Material provided section start

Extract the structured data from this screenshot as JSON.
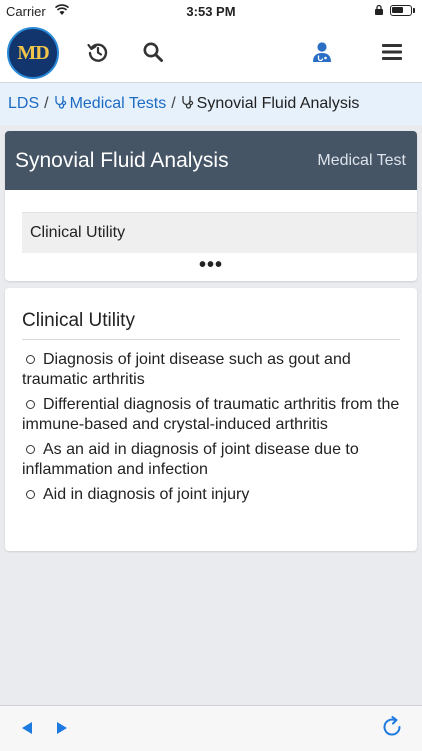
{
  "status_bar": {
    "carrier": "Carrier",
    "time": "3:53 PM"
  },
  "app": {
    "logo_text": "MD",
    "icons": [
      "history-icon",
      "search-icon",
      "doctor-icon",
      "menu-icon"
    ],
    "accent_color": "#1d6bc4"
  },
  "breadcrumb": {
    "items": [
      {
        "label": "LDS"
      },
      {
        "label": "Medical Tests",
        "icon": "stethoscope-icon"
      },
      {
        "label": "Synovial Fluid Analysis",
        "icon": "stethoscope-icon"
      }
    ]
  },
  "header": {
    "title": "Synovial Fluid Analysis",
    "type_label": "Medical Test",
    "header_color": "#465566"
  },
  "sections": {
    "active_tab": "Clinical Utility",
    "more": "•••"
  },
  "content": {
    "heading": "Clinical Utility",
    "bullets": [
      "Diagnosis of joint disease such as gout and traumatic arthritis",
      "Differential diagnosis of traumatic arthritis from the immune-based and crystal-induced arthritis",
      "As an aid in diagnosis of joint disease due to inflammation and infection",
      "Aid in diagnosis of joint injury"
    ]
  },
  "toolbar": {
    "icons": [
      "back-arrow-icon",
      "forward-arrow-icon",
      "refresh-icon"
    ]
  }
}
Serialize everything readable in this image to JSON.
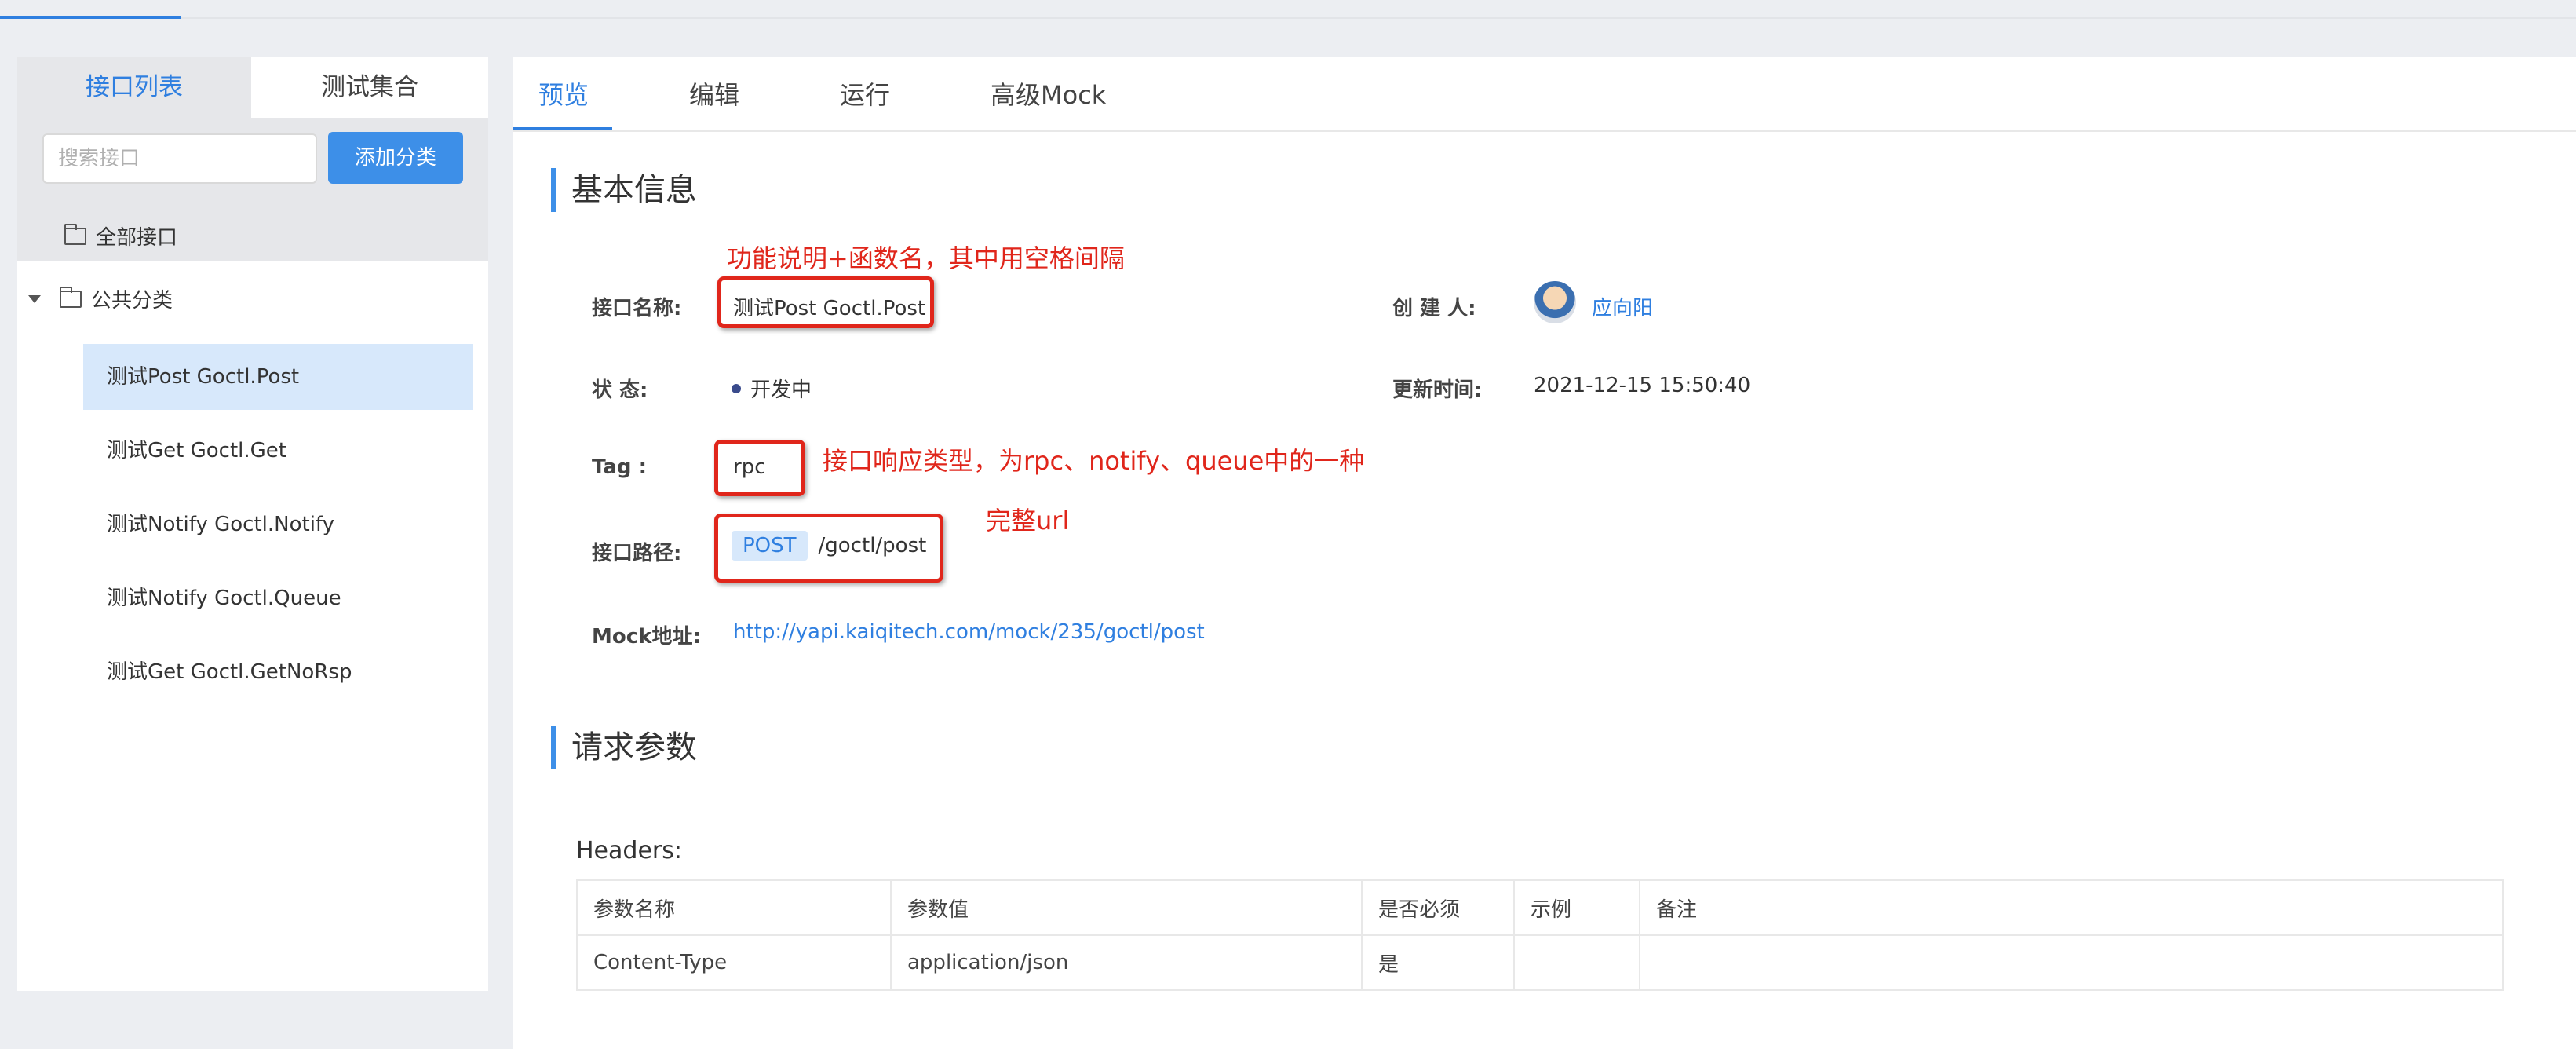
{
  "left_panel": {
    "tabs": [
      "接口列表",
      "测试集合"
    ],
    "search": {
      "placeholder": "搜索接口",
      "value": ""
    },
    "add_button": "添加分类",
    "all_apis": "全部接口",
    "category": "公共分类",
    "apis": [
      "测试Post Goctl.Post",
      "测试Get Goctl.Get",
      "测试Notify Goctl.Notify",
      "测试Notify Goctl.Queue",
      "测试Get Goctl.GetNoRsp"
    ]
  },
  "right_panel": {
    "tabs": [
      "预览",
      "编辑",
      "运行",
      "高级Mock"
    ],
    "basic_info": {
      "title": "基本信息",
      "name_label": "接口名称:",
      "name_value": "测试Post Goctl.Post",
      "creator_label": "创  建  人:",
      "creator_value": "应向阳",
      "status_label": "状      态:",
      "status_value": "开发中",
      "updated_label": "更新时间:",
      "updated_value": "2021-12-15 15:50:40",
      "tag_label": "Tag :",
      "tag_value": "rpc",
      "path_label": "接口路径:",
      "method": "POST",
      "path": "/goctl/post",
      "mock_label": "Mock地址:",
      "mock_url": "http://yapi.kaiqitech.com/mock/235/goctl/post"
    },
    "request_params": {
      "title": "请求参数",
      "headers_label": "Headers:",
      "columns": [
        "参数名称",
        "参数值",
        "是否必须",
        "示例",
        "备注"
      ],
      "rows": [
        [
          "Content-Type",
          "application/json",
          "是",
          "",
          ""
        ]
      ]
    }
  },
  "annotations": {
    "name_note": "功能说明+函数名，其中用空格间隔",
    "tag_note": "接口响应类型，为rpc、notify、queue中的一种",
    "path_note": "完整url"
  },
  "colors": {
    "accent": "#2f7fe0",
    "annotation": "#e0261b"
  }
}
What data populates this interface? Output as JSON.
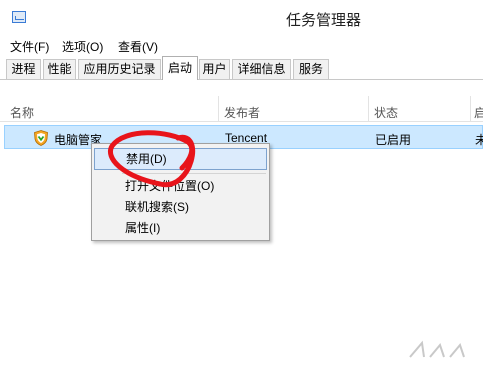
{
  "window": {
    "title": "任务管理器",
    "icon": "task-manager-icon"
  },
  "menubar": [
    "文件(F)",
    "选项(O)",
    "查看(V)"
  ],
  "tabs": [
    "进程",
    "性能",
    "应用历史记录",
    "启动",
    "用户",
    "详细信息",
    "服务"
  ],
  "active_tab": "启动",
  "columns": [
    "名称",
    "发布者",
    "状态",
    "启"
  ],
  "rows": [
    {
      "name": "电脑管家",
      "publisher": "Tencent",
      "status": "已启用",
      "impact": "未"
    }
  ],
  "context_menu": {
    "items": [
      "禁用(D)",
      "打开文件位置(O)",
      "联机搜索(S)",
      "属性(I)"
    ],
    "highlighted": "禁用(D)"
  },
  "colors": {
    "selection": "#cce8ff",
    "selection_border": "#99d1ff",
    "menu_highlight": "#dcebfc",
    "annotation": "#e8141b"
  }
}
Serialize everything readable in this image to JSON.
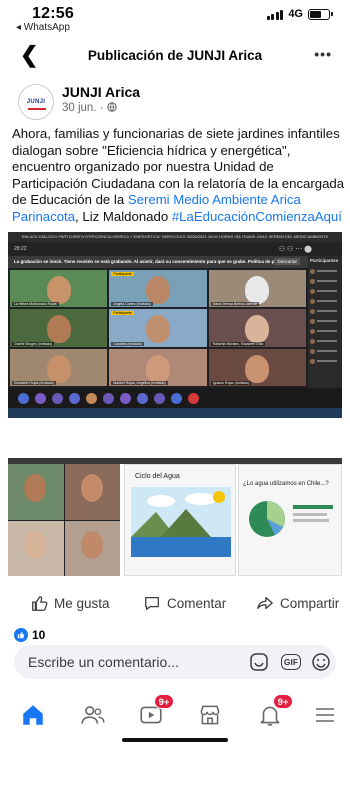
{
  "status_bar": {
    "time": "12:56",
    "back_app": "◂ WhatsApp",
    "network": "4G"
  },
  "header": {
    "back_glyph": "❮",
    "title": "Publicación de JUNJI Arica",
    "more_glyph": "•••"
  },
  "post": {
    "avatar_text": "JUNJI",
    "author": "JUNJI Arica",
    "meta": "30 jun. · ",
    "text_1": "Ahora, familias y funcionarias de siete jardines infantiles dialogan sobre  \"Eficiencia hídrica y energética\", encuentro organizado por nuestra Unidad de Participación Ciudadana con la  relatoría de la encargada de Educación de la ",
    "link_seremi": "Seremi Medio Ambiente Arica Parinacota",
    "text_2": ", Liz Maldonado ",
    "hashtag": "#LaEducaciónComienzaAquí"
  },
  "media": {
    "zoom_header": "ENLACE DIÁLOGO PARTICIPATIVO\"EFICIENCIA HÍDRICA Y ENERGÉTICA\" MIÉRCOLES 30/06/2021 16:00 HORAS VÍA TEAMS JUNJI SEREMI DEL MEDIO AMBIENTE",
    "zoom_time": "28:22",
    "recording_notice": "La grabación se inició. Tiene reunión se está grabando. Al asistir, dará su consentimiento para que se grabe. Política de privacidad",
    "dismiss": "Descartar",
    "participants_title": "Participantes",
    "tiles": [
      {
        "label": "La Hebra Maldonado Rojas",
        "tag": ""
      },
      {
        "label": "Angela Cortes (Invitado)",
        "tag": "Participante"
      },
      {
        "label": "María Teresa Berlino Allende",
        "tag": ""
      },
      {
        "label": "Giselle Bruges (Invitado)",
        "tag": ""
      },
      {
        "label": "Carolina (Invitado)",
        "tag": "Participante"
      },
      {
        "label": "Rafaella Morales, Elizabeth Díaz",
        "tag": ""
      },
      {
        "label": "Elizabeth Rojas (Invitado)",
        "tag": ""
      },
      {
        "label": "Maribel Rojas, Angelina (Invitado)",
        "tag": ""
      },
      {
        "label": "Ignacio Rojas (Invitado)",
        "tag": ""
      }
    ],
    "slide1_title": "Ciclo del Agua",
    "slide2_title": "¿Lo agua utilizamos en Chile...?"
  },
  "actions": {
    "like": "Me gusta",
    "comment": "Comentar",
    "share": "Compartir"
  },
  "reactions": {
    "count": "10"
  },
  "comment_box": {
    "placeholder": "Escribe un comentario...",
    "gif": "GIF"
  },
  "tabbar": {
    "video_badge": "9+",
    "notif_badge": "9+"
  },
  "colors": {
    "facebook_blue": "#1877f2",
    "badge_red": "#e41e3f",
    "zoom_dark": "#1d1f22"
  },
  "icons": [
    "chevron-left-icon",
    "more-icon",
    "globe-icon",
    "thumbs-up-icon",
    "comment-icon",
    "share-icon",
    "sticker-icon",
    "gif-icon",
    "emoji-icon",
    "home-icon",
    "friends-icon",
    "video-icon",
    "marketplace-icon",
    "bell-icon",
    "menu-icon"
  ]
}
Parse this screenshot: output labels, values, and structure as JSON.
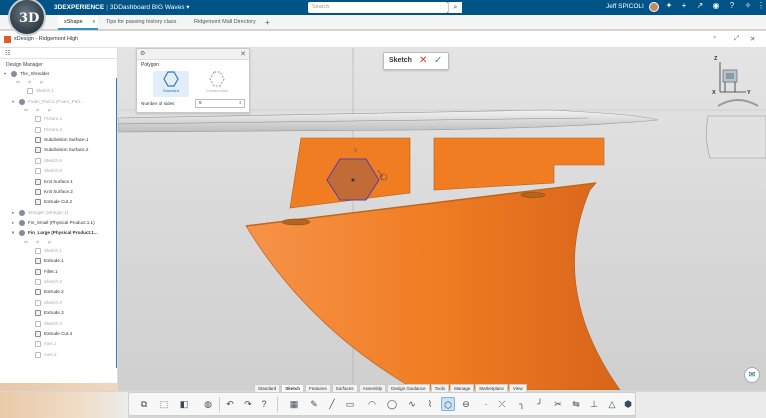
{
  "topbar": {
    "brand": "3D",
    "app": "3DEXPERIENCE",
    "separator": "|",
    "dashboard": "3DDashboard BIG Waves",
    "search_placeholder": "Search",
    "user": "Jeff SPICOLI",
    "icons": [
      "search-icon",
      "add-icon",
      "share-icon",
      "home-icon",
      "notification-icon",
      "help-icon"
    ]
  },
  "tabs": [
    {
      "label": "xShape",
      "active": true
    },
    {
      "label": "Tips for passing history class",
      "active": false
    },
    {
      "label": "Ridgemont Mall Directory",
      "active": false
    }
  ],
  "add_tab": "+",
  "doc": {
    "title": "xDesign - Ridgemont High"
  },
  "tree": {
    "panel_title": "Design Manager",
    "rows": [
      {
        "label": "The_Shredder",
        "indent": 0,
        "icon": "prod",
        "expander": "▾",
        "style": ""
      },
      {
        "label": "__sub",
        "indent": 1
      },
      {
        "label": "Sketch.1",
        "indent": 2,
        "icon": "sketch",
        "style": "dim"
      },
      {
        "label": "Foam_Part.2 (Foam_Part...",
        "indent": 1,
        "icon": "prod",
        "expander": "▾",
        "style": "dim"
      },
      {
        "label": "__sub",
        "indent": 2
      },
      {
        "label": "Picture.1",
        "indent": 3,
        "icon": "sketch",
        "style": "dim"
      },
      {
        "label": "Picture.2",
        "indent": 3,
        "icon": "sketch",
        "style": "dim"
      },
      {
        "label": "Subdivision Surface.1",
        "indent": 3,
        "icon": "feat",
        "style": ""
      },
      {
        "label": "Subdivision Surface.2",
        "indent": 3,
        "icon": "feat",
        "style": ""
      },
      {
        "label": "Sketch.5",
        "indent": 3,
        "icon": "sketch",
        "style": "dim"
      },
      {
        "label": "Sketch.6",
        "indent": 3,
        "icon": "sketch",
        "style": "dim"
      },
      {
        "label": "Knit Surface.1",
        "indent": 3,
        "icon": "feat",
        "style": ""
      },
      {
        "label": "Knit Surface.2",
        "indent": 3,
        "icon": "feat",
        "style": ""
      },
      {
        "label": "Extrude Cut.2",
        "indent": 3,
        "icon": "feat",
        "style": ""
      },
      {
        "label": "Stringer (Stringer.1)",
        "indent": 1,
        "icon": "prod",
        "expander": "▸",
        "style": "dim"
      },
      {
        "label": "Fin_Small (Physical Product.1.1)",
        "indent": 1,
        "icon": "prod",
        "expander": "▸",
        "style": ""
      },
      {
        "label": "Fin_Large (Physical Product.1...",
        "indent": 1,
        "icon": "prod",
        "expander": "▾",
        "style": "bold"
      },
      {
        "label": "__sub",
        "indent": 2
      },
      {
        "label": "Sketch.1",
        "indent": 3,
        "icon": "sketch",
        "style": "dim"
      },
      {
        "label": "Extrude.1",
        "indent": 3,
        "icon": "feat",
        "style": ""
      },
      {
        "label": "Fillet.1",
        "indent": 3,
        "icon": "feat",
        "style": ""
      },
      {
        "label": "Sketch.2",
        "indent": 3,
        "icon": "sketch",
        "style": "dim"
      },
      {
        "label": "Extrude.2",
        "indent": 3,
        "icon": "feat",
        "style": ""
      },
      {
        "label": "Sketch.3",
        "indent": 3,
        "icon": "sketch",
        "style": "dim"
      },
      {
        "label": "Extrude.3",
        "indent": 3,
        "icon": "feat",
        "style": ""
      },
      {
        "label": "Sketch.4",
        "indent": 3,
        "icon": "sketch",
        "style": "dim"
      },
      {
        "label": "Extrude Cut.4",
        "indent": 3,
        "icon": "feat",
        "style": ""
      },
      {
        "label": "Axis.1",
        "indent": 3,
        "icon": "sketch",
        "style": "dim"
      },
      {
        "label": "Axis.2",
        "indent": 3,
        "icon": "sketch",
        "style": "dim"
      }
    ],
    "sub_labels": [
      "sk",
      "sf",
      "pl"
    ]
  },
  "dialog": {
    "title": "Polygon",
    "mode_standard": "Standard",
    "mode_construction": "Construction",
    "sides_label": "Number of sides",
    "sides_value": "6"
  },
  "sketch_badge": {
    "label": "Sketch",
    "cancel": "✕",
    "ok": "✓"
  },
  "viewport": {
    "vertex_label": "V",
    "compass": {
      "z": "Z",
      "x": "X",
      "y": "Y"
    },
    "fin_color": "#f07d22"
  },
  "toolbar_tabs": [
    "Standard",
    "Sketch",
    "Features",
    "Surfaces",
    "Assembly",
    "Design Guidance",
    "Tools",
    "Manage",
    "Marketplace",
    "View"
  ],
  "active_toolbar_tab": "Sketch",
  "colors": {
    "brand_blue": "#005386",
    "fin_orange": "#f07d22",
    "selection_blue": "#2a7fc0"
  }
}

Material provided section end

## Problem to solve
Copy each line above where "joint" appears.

## Response below
      "Diagnosis of joint disease such as gout and traumatic arthritis",
      "As an aid in diagnosis of joint disease due to inflammation and infection",
      "Aid in diagnosis of joint injury"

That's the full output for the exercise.